Comment Re:And the purpose of this exercise is? (Score 0) 426

You are clearly not taking into account the upfront capital costs and bridge maintenance and repairs and changing political situations. Do that, amortise all those costs (real ones, not fake and improbably low ones) and try to answer the same question. A damaged boat doesn't prevent other boats from moving in the ocean and a boat can be used for other purposes if the political climate shuts down one route.

Comment And the purpose of this exercise is? (Score 0) 426

What are you going to move over that bridge that cannot be moved cheaper by a boat and faster by a plane?

Put a train on that maybe? What happens when a multi megaton train filled with oil (what else)? Goes off the rail there? There has to be an economic reason for anything like this, not a political one, because if it is all politics, it will be the most epic bridge to nowhere.

Come up with an economically sound reason first, before coming up with a solution like that.

Comment Re:Time to worry? Not yet... (Score 2) 234

Isn't the whole point that WE are effectively that program.

We are getting closer and closer to being able to write something more intelligent than ourselves, make sure it's working properly, and then letting it loose.

The concern is that this might only happen once...

Comment A related question.. (Score 1) 476

for you technologically superior folk..

"Can I completely gut Windows 10 so that it basically just functions like Windows 7 with DX12?"

I own one Windows box. with Windows 7 Professional 64 bit running on it. It is used for exactly 3 things.. Playing Minecraft, and playing various Steam games. Also occasionally downloading mods for those various games from one or two very specific trusted websites.

I have an older box running Arch for everything *else* I want to do, because I'm not stupid enough to trust Microsoft with anything that might potentially have importance.

In the past, before I took the leap into Linux, Whenever I would set up a Windows box, I'd always pop into services.msc and disable a crapload of services.. usually using Blackviper's service guides.. And IE would only get used once to download a real browser, which I would then kit out with adblock and noscript plugins before doing anything else.

And this generally seemed to work pretty well. Even with no always-on antivirus, no security updates (I'd disable Windows Update completely), shut down windows managed firewalls and not replace them... all the things you're generally "not supposed to do".. I'd very rarely run into any kind of problem. (The exceptions being when I'd do something deliberately stupid and risky, fully knowing I shouldn't.. just because my brain went dead for a brief time.)

I found once you gut most of Windows, the security risks drop dramatically. More than enough for me to find tolerable for a dedicated game machine, anyway..

With Windows 10 being the obvious transition to "Software as a Service so we can just keep billing you for renting our product".. (which is where I forsee this going, ultimately..) is it still "old Windows" enough that it can be properly gutted?

I have no use for a sexualized version of Clippy... I have no use for "Edge". I have no use for really any "feature" of Windows 10 besides DX12. And I have a lot of reluctance about some of the features, even when it's only on a machine I use to play some games. So, to free up system resources.. I'd like to rip all that stuff out.. or at least permanently disable it.

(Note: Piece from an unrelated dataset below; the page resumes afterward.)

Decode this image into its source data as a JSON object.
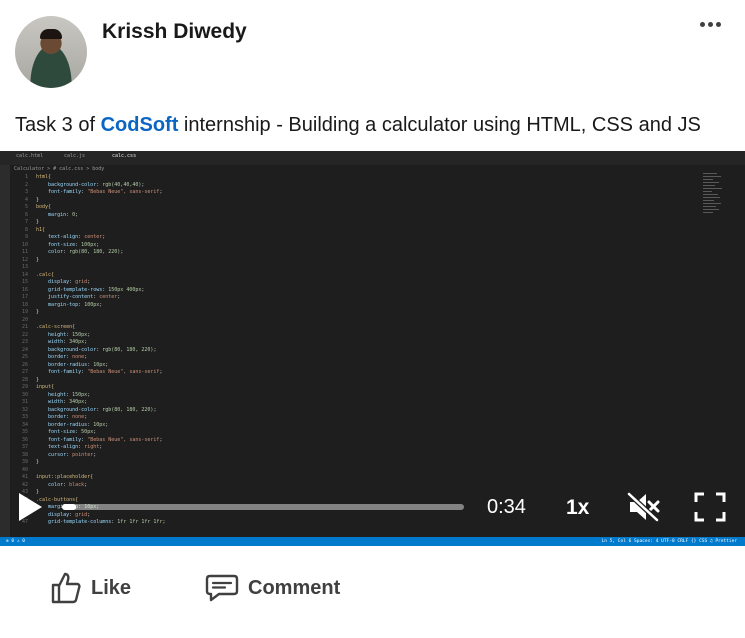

Anybody tried playing around with that sort of approach to see if it is still doable? Like disabling Windows Update entirely?

"Say yur prayers, yuh flea-pickin' varmint!" -- Yosemite Sam